Cybermodeler Online

Celebrating 24 years of hobby news and reviews




The appearance of U.S. Air Force, U.S. Army, U.S. Navy, U.S. Marine Corps, U.S. Coast Guard, Department of Defense, or NASA imagery or art does not constitute an endorsement nor is Cybermodeler Online affiliated with these organizations.


  • Facebook
  • Parler
  • Twitter
  • RSS
  • YouTube

Yak-36 Freehand Kit

Art Model 1/72 Yak-36 Freehand Kit First Look

By Michael Benolkin

Date of Review June 2009 Manufacturer Art Model
Subject Yak-36 Freehand Scale 1/72
Kit Number 72003 Primary Media Styrene, Resin
Pros Interesting limited run kit of this unique VTOL concept aircraft Cons No tabs or mounting points for wings or tail, canopy molded as one piece
Skill Level Experienced MSRP (USD) $20.00

First Look

Yak-36 Freehand Kit
Yak-36 Freehand Kit
Yak-36 Freehand Kit
Yak-36 Freehand Kit
Yak-36 Freehand Kit
Yak-36 Freehand Kit

The concept of deploying vertical take-off and landing (VTOL) combat aircraft from forward operating locations as well as providing a fixed-wing capability for non-aircraft carriers had been on the drawing boards around the world, but jet engine technology wasn't ready to provide sufficient thrust to get an aircraft, its fuel, pilot, avionics, and armament aloft without some augmentation from a rolling take-off.

When Bristol Engine Company developed the Pegasus engine and Hawker Siddeley wrapped an airframe around it to create the P.1127 demonstrator, the concept was no longer theory. The P.1127 continued on into the Kestrel and eventually into the famous Harrier.

The Yakovlev Experimental Design Bureau (OKB) took on the challenge of adapting available engine technology to create a Soviet VTOL concept aircraft and the Yak-36 (NATO Codename: Freehand) performed its first hovered flight three years after the P.1127. 12 development aircraft were produced to explore the flight dynamics of hovering flight using engine thrust as well as for understanding transitional flight from hover to wingborne flight and back. These led to the Yak-36M which was the prototype aircraft that became the Yak-38 (NATO Codename: Forger).
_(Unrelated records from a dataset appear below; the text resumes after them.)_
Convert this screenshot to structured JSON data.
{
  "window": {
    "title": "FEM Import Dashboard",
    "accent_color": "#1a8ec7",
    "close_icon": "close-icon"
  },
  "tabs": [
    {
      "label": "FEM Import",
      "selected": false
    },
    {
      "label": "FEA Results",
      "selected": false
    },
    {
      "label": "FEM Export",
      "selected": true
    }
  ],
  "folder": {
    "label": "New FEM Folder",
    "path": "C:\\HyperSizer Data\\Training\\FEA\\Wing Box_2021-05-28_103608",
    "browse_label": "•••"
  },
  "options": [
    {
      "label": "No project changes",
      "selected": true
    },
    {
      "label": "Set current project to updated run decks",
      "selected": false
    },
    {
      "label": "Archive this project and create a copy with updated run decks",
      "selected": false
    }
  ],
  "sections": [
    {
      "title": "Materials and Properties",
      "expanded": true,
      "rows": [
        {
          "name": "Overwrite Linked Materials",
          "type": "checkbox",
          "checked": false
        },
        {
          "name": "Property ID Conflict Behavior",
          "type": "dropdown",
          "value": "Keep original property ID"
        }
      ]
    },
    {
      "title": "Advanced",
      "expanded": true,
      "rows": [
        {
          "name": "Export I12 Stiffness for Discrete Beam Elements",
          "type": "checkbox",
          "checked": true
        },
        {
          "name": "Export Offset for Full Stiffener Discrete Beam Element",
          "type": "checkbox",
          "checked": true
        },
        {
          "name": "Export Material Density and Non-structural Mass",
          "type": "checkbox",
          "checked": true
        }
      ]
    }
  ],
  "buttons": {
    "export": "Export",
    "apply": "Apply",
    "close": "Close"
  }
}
Art Model has produced the first styrene kit of the Yakovlev Yak-36, this rendered in 1/72 scale. The kit is molded in light gray styrene and presented on four parts trees, plus a single tree of clear parts. The panel lines are engraved and sharp. The kit is augmented with five resin castings, one for the ejection seat, two for the vectored thrust nozzles, and two UB-16 rocket pods.

The kit is laid out like a typical limited run kit without the usual locating tabs for major parts like wings and tail surfaces. This won't be a problem for experienced modelers but you'll have to jig up the airframe to set the wing anhedral and square up the tail surfaces.

What's nice about this kit is that the designers made the model to be built easily gear-up, so all of the doors and panels are molded as one piece, but cut marks are molded in the inside surfaces to make it easy to pose the model with the gear and doors out. Among the features of the kit:

  • Detailed ejection seat
  • Gear can be built up or down
  • Positionable speed brake
  • Detailed resin vectored thrust nozzles
  • Positionable auxiliary inlet door
  • Reasonable detail down the huge intake
  • Optional rocket pods for the wing pylons

Markings are provided for six schemes:

  • Yak-36, Red 36
  • Yak-36, Yellow 36
  • Yak-36, Red 37
  • Yak-36, Yellow 37
  • Yak-36, Red 38
  • Yak-36, Yellow 38

Maintenance stencils are also included to enhance the visual detail on the kit.

This is a nice little kit that will build into a unique subject with a little patience and skill. The AMS modeler will have fun with this project. This kit is available from HobbyTerra.

My sincere thanks to HobbyTerra for this review sample!